11:30 AM - SF03.04.04
Cottonid—A New Old Paper-Based Material System
Matthias Langhansl1,Ronja Scholz2,Frank Walther2,Cordt Zollfrank1
Technische Universität München1,Technische Universität Dortmund2
Cottonid, vulcanized fiber and leather stone - many names exist for one of the oldest known plastics. In 1859, the Englishman Thomas Taylor described for the first time the production of this material on the basis of rag paper, which he produced by soaking cellulose fibers in a zinc chloride bath and pressing several layers under heat. Nowadays, unsized specialty paper made from cotton, pulp or a mixture of both serves as a renewable raw material for industrial production. Chemically, Taylor described the parchmentization of cellulose fibers.
The treatment with zinc dichloride may only last until the fibers have reacted superficially, otherwise the cellulose chains are degraded and the material is damaged. The exact mechanism of parchmentization has not yet been identified in detail. During the process a tremendous swelling can be observed followed by the decomposition of the paper sheet. The result of this conversion process of the cellulose fibers is a considerable change in the material properties, from soft and flexible to horn-like and hard.
The manufacturing process and the material itself is very sustainable. The zinc dichloride, used as a catalyst, can be completely recycled. The washing water is also almost completely reused. The finished material is free from chemical residues and consists only of cellulose and, for marketing purposes in some cases, pigments. Also zinc dichloride is a cost effective and a safe “solvent” compared to commonly used for dissolving cellulose. The industrial manufacturing process is established and optimized for more than 100 years in terms of energy- and resource efficiency.
In this context, the presented talk will provide an overview of the fundamental changes of the cellulose, the resulting customizable properties of Cottonid and its possible applications. Almost all properties of the material can be tuned. Through variation of the parchmentizing process, it is possible to set the crystallinity of the material. With this in mind, we can set the mechanical properties, hygroscopicity, optical properties, electrical properties and even the duration of the biodegradation. The process-structure-property relationship of the resulting material is characterized by infrared spectroscopy, differential scanning calorimetry and x-ray diffraction. In addition, structural properties after manufacturing are analyzed by scanning electron microscopy.

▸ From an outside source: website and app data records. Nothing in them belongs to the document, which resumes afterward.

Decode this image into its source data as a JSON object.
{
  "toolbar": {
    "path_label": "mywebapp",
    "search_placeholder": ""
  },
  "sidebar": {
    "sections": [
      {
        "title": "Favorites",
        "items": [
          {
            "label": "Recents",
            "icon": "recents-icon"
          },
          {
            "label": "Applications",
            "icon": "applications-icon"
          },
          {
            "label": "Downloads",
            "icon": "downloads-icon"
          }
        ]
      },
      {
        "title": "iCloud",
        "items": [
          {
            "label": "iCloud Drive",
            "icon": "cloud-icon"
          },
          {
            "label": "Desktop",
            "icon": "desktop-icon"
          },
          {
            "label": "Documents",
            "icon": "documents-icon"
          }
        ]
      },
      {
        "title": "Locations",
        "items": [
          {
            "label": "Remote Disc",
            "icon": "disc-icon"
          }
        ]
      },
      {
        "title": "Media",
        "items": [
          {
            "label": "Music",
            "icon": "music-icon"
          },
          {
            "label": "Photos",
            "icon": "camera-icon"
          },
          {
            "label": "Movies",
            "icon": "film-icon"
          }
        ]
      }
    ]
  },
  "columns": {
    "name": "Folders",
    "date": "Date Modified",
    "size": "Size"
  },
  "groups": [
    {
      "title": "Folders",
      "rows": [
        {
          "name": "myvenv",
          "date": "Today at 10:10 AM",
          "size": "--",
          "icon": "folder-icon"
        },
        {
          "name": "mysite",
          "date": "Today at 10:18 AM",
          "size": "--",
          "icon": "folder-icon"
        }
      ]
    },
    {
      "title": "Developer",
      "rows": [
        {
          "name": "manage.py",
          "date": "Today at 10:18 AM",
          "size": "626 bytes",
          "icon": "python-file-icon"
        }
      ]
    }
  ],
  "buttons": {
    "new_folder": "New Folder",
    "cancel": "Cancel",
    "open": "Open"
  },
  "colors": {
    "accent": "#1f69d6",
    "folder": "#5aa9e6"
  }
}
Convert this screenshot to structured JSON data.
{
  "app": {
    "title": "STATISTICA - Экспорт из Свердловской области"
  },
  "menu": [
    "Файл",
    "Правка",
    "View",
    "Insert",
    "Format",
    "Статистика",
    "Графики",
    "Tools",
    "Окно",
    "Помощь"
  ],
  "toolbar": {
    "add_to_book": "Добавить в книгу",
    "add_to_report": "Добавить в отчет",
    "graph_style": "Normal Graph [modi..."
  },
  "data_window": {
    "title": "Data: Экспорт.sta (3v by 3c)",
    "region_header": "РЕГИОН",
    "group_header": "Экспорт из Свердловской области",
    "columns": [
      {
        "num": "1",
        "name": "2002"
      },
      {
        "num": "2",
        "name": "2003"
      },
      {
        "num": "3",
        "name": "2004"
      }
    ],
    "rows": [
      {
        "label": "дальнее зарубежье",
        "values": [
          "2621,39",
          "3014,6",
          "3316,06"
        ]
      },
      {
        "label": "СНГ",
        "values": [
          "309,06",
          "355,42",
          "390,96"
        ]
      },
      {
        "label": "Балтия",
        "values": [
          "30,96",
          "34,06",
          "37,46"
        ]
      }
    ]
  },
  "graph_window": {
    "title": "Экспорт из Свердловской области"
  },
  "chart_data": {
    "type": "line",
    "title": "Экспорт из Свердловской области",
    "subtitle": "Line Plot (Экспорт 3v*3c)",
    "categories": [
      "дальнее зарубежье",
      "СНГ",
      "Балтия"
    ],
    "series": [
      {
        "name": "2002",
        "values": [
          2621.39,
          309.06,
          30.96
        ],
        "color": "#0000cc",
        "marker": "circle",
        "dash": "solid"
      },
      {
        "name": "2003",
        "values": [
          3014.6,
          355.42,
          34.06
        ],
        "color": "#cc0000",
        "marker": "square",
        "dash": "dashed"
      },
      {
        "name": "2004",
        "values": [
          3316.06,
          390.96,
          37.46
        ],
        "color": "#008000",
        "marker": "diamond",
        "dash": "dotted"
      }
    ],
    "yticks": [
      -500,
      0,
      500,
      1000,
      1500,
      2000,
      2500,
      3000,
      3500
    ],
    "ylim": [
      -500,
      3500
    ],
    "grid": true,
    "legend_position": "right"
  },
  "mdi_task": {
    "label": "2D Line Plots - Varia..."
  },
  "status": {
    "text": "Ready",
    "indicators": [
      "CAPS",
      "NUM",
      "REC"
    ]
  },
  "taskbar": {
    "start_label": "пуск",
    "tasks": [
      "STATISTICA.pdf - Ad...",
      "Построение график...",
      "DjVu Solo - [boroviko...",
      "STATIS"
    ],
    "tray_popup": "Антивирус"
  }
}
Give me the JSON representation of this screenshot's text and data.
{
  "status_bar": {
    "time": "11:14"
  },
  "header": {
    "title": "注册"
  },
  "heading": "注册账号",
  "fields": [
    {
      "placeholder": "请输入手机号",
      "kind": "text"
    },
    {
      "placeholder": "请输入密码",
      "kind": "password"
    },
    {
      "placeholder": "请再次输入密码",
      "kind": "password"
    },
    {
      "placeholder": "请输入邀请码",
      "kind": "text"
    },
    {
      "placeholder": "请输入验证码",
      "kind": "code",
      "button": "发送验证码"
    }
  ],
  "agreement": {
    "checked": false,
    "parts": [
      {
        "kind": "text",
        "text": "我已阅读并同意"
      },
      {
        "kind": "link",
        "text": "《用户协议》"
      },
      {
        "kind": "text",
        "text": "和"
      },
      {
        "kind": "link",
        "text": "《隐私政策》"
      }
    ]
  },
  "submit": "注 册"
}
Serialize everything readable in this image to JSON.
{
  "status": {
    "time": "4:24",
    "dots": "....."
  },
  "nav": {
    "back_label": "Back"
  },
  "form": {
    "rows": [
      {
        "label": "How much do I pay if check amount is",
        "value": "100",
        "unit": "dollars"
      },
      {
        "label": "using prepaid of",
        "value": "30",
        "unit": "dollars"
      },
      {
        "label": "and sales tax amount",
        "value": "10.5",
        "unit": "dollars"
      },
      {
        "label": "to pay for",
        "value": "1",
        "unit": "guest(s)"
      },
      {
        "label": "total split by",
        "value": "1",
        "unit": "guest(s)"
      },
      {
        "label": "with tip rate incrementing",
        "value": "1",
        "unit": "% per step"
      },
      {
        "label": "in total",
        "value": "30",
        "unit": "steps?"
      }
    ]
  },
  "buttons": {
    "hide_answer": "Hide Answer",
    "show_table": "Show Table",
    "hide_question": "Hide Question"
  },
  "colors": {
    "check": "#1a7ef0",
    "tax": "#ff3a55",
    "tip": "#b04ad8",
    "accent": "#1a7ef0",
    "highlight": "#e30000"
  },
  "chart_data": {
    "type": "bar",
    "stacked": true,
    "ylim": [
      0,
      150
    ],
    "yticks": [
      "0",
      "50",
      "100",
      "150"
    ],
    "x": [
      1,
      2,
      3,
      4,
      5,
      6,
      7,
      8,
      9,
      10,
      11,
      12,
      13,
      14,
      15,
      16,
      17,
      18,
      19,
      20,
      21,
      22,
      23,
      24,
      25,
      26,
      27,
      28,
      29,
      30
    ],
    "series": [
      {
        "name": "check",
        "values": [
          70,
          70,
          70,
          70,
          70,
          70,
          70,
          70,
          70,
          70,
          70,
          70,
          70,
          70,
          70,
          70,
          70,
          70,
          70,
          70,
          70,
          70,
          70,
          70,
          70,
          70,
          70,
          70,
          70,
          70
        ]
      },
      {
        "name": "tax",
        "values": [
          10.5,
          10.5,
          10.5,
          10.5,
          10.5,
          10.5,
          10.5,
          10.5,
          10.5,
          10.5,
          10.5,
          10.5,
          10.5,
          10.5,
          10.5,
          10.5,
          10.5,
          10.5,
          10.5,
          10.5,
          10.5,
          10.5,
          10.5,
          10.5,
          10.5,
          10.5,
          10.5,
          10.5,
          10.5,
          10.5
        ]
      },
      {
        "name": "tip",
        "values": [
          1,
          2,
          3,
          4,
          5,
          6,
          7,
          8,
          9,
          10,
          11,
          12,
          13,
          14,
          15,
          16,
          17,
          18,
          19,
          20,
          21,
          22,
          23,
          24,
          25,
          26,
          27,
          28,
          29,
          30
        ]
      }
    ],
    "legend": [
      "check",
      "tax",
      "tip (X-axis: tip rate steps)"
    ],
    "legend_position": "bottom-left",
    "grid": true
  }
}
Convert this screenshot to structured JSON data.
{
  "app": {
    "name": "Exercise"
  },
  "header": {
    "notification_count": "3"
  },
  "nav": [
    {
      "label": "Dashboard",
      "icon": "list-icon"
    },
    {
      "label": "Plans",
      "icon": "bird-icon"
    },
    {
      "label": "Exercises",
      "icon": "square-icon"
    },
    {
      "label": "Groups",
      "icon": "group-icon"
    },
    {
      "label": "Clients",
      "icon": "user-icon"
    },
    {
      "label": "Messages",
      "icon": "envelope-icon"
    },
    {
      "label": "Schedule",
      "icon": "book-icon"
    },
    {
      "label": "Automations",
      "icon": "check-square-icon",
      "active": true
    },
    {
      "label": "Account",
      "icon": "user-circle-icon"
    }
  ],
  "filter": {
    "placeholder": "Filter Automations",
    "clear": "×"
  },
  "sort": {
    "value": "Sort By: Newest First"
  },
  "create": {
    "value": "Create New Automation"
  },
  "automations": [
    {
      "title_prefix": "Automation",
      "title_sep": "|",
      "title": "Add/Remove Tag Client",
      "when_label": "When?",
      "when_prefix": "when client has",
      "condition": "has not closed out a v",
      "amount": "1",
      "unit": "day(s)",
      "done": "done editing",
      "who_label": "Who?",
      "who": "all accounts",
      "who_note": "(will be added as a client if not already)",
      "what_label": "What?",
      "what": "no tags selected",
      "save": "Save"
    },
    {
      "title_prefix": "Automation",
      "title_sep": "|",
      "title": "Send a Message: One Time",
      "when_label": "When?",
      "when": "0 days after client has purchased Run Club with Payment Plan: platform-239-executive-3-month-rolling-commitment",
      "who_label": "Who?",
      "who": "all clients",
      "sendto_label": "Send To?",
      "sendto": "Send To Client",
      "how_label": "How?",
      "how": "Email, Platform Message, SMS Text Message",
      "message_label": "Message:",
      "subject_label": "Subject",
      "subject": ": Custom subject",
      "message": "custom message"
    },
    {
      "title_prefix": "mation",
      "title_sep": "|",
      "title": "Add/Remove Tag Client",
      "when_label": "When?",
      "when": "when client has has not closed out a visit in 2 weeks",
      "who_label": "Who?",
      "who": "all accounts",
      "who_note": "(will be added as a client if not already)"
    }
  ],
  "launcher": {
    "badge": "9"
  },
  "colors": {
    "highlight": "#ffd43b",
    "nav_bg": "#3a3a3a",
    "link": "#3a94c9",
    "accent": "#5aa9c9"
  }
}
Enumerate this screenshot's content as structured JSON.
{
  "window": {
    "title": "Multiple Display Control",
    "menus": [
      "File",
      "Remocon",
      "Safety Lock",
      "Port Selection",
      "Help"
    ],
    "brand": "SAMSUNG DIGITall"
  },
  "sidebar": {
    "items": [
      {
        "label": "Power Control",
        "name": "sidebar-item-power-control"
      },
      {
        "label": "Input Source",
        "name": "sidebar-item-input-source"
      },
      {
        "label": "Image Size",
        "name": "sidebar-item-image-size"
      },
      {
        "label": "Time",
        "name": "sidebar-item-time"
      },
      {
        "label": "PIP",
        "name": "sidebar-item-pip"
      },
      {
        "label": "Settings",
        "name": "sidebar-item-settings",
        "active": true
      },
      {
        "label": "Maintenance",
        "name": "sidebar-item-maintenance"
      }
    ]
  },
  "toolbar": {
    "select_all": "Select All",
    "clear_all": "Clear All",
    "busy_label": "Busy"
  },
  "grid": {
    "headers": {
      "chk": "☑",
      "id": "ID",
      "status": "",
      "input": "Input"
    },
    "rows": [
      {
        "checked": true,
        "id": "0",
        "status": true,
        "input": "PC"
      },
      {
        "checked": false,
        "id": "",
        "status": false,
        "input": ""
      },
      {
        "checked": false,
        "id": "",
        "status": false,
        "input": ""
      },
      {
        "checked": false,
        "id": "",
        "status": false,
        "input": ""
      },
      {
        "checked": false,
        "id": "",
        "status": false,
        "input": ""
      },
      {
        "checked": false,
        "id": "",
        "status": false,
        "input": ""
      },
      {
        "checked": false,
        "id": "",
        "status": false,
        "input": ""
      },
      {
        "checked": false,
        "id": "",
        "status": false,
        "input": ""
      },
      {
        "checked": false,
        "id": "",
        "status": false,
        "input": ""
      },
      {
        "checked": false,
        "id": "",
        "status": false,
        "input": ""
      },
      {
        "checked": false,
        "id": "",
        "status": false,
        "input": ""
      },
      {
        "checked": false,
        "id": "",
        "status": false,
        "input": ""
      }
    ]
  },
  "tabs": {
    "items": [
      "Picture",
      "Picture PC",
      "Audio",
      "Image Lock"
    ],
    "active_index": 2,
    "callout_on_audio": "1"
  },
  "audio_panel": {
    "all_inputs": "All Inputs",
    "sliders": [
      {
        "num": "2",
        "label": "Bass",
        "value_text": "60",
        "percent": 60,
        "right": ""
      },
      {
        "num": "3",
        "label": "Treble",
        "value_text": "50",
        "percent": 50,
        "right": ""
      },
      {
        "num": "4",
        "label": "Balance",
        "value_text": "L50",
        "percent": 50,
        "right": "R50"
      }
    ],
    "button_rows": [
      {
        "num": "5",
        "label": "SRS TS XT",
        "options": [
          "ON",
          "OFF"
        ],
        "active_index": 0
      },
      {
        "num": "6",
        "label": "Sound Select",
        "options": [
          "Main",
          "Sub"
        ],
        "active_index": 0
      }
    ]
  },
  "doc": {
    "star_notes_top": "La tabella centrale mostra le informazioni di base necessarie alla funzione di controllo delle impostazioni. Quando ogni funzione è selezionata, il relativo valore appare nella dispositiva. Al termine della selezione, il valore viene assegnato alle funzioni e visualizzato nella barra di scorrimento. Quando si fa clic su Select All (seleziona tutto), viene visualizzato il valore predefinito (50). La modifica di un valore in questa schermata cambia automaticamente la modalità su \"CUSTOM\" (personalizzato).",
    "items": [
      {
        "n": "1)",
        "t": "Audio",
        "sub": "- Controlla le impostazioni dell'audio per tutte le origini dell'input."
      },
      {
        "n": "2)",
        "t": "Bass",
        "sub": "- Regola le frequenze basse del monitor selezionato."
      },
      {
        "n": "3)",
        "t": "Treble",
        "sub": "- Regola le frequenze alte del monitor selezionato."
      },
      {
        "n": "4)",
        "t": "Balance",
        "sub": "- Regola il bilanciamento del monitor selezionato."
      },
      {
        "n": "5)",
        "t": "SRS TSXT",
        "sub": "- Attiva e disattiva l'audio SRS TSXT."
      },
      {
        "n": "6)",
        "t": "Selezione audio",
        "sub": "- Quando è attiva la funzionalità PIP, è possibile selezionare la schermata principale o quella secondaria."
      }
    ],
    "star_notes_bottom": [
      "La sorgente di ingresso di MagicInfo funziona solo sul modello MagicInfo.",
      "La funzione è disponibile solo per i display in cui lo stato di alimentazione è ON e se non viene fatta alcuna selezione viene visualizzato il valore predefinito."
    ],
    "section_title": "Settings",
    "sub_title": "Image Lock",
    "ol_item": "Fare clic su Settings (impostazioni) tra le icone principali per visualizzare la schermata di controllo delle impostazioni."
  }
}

Cottonid can be used for almost every suitable application from packaging to autonomous actuation devices. Due to the adjustable hygroscopicity and the associated swelling, Cottonid can also be used as a functional material. It can work as a humidity sensing actuator as the active layer in a bilayered composite. Because of its good resistance against chemicals, grease and oil, a possible application in the packaging industry can lead to a further development of the material. Furthermore, Cottonid can be joined and machined similar to wood. Cottonid fiber is currently used as a support material for grinding wheels due to its toughness and because of its spark-quenching properties for welding helmets. The oldest use is as a sealing material in the water pipe technology.
In summary, Cottonid is a promising material in the field of biological and sustainable materials. Due to the topicality of the issues of environmental protection and sustainability, these materials are experiencing a renaissance. It has great potential to replace conventional petroleum-based materials as a green alternative. Additionally, the reaction route via zinc dichloride can be transferred to the wide area of all cellulose composites and might lead to a new, more sustainable way for their fabrication.